◆ WORK REQUIRED ◆
Produce an exact copy of all the data below, dropping every image.

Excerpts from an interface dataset
"""

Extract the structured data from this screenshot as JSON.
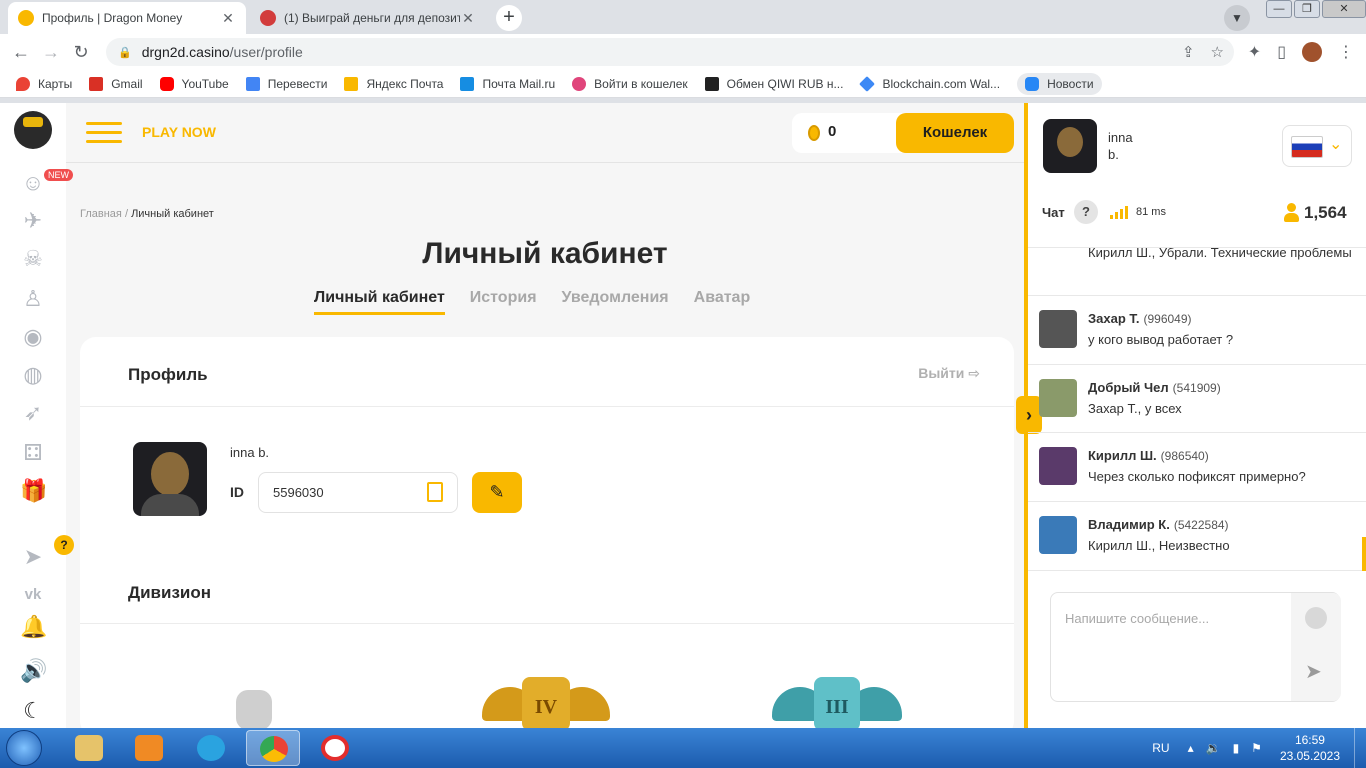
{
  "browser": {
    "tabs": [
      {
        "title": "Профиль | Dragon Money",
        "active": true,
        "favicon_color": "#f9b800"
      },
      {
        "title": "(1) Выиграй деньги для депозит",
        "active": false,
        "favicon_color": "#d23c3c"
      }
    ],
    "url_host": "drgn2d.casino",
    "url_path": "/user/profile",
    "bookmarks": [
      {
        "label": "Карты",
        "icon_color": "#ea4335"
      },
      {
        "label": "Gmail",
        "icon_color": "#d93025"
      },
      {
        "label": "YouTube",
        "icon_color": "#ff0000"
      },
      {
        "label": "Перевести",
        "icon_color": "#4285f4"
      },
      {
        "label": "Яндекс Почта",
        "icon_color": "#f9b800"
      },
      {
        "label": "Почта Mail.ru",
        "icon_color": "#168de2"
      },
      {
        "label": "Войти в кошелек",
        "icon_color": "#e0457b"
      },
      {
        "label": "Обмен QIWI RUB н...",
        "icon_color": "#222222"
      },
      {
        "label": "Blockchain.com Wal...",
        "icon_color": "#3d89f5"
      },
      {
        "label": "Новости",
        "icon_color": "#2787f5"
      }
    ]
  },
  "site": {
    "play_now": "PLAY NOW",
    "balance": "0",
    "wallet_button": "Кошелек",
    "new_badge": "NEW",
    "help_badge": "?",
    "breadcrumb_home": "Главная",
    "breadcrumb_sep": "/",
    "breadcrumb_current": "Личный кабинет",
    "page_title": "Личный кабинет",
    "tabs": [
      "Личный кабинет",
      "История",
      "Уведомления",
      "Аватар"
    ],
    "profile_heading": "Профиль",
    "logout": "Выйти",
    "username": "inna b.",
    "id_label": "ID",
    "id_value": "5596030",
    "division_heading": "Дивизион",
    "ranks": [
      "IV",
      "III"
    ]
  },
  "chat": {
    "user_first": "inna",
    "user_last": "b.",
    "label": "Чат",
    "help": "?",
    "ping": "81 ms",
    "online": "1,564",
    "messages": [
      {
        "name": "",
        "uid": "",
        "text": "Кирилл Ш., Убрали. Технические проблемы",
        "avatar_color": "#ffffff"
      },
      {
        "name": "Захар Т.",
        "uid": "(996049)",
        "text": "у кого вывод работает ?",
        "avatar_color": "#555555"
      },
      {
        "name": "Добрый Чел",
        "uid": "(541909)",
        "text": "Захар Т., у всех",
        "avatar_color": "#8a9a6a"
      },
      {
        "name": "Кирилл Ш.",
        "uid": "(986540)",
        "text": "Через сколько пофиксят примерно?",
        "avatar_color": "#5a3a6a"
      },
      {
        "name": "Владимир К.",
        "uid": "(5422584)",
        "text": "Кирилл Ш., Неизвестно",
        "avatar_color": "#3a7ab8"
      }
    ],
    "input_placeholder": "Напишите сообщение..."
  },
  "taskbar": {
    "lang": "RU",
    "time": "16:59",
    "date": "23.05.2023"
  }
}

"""

◆ RESULT ◆
Extract the structured data from this screenshot as JSON.
{
  "browser": {
    "tabs": [
      {
        "title": "Профиль | Dragon Money",
        "active": true,
        "favicon_color": "#f9b800"
      },
      {
        "title": "(1) Выиграй деньги для депозит",
        "active": false,
        "favicon_color": "#d23c3c"
      }
    ],
    "url_host": "drgn2d.casino",
    "url_path": "/user/profile",
    "bookmarks": [
      {
        "label": "Карты",
        "icon_color": "#ea4335"
      },
      {
        "label": "Gmail",
        "icon_color": "#d93025"
      },
      {
        "label": "YouTube",
        "icon_color": "#ff0000"
      },
      {
        "label": "Перевести",
        "icon_color": "#4285f4"
      },
      {
        "label": "Яндекс Почта",
        "icon_color": "#f9b800"
      },
      {
        "label": "Почта Mail.ru",
        "icon_color": "#168de2"
      },
      {
        "label": "Войти в кошелек",
        "icon_color": "#e0457b"
      },
      {
        "label": "Обмен QIWI RUB н...",
        "icon_color": "#222222"
      },
      {
        "label": "Blockchain.com Wal...",
        "icon_color": "#3d89f5"
      },
      {
        "label": "Новости",
        "icon_color": "#2787f5"
      }
    ]
  },
  "site": {
    "play_now": "PLAY NOW",
    "balance": "0",
    "wallet_button": "Кошелек",
    "new_badge": "NEW",
    "help_badge": "?",
    "breadcrumb_home": "Главная",
    "breadcrumb_sep": "/",
    "breadcrumb_current": "Личный кабинет",
    "page_title": "Личный кабинет",
    "tabs": [
      "Личный кабинет",
      "История",
      "Уведомления",
      "Аватар"
    ],
    "profile_heading": "Профиль",
    "logout": "Выйти",
    "username": "inna b.",
    "id_label": "ID",
    "id_value": "5596030",
    "division_heading": "Дивизион",
    "ranks": [
      "IV",
      "III"
    ]
  },
  "chat": {
    "user_first": "inna",
    "user_last": "b.",
    "label": "Чат",
    "help": "?",
    "ping": "81 ms",
    "online": "1,564",
    "messages": [
      {
        "name": "",
        "uid": "",
        "text": "Кирилл Ш., Убрали. Технические проблемы",
        "avatar_color": "#ffffff"
      },
      {
        "name": "Захар Т.",
        "uid": "(996049)",
        "text": "у кого вывод работает ?",
        "avatar_color": "#555555"
      },
      {
        "name": "Добрый Чел",
        "uid": "(541909)",
        "text": "Захар Т., у всех",
        "avatar_color": "#8a9a6a"
      },
      {
        "name": "Кирилл Ш.",
        "uid": "(986540)",
        "text": "Через сколько пофиксят примерно?",
        "avatar_color": "#5a3a6a"
      },
      {
        "name": "Владимир К.",
        "uid": "(5422584)",
        "text": "Кирилл Ш., Неизвестно",
        "avatar_color": "#3a7ab8"
      }
    ],
    "input_placeholder": "Напишите сообщение..."
  },
  "taskbar": {
    "lang": "RU",
    "time": "16:59",
    "date": "23.05.2023"
  }
}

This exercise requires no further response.